The call comes amid controversy after Independent News & Media recently announced it was ceasing contributions to its defined benefit (DB) pension schemes, resulting in members facing benefit cuts averaging 70%.
The move was discussed at the Congress Executive Council meeting today.
However, yesterday Taoiseach Enda Kenny ruled out the preparation of any new legislation in the wake of the INM situation.
INM is just one of many companies that are closing down DB schemes, which used to be viewed as the 'Rolls Royce' guaranteed schemes.
In the last ten years the number of DB schemes in Ireland has fallen from 2,000 to around 700, due to difficulties around funding, bond yields, regulation and members living longer.
Congress Pensions Expert Fergus Whelan said the Government should immediately introduce emergency legislation similar to "Debt on the Employer" legislation, which has existed in the UK for over 20 years.
Mr Whelan said legislation prevents solvent companies from walking away and reneging on their pension obligations.
He said working people who put money into schemes were entitled to see it protected - and for the contract they entered into with their employer on pensions to be honoured.

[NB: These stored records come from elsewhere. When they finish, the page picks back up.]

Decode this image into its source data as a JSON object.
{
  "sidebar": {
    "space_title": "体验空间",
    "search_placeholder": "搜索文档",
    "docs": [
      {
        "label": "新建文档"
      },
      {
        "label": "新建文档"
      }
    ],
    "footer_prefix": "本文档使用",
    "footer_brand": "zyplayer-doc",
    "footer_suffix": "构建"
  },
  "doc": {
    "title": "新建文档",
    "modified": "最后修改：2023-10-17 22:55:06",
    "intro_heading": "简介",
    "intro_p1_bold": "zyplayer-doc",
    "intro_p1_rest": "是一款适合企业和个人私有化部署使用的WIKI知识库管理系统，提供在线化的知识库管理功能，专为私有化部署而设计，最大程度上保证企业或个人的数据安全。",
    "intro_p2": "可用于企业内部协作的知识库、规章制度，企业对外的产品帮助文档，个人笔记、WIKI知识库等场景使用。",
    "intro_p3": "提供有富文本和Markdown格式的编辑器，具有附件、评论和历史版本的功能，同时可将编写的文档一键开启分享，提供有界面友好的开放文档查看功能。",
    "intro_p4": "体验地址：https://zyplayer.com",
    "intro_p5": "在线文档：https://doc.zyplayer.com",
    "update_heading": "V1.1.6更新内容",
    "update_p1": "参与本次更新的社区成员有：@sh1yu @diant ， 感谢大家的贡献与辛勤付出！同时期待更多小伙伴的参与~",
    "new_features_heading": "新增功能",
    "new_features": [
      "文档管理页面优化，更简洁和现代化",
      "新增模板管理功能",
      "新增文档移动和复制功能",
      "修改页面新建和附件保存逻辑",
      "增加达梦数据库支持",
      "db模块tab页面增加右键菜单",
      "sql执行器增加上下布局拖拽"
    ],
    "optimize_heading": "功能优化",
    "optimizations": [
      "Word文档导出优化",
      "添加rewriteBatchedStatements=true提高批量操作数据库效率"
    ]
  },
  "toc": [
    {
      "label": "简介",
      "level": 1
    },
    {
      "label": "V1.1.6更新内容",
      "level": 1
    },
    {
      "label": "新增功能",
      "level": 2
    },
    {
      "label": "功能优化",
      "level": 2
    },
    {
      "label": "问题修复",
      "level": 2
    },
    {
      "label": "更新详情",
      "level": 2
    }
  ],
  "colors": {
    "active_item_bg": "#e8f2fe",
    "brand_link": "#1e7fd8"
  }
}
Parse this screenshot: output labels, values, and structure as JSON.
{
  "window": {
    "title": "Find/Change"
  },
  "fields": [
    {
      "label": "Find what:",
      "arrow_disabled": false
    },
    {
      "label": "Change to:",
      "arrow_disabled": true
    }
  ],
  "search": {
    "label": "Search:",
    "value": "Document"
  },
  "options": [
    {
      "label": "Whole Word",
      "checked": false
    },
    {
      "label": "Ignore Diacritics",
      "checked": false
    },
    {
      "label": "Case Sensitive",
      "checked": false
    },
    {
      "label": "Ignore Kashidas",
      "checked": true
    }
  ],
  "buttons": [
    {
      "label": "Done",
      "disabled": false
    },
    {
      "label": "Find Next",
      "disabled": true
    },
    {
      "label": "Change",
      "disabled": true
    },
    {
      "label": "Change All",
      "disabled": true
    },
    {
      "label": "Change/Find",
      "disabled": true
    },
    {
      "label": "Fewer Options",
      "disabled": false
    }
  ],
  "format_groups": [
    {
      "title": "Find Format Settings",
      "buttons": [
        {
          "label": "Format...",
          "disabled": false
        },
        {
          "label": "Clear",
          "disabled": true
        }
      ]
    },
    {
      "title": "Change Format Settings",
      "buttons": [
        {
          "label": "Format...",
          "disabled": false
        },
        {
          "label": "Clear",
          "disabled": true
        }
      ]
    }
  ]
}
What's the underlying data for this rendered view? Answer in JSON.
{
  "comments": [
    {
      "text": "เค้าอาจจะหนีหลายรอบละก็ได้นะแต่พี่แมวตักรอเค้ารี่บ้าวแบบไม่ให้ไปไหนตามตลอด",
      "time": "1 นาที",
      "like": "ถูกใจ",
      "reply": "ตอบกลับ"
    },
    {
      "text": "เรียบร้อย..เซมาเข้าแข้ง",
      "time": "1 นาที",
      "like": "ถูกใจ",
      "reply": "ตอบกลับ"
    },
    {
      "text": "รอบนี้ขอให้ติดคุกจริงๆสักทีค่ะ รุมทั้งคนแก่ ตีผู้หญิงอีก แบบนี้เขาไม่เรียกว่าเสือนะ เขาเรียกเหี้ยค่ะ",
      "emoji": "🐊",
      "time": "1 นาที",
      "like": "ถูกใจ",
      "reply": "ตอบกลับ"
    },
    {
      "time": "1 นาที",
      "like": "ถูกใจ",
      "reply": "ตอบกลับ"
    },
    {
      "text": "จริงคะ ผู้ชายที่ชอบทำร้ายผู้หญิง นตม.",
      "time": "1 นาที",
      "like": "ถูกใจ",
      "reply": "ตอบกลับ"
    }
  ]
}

Mr Whelan noted that Congress had also written to the Minister for Social Protection, Leo Varadkar, last month - before the INM controversy erupted - requesting the immediate establishment of a high-level commission involving experts, stakeholders and trustees to find ways to ensure the assets of surviving DB schemes can be used in the interests of what he called the rightful owners of those assets.
He said Congress was awaiting the Minister's response.
The board of INM is due to meet tomorrow.
The company has also announced it is seeking High Court authorisation for a capital reduction on its balance sheet - a move which could permit the resumption of dividend payments to shareholders.
However, INM has insisted it has no plans to pay dividends, and that there is no question of shareholders receiving a windfall benefit from the pension changes.
It has also stressed it will continue to pay pension contributions - but into a different, defined contribution (DC) scheme, which many workers view as less secure than DB arrangements.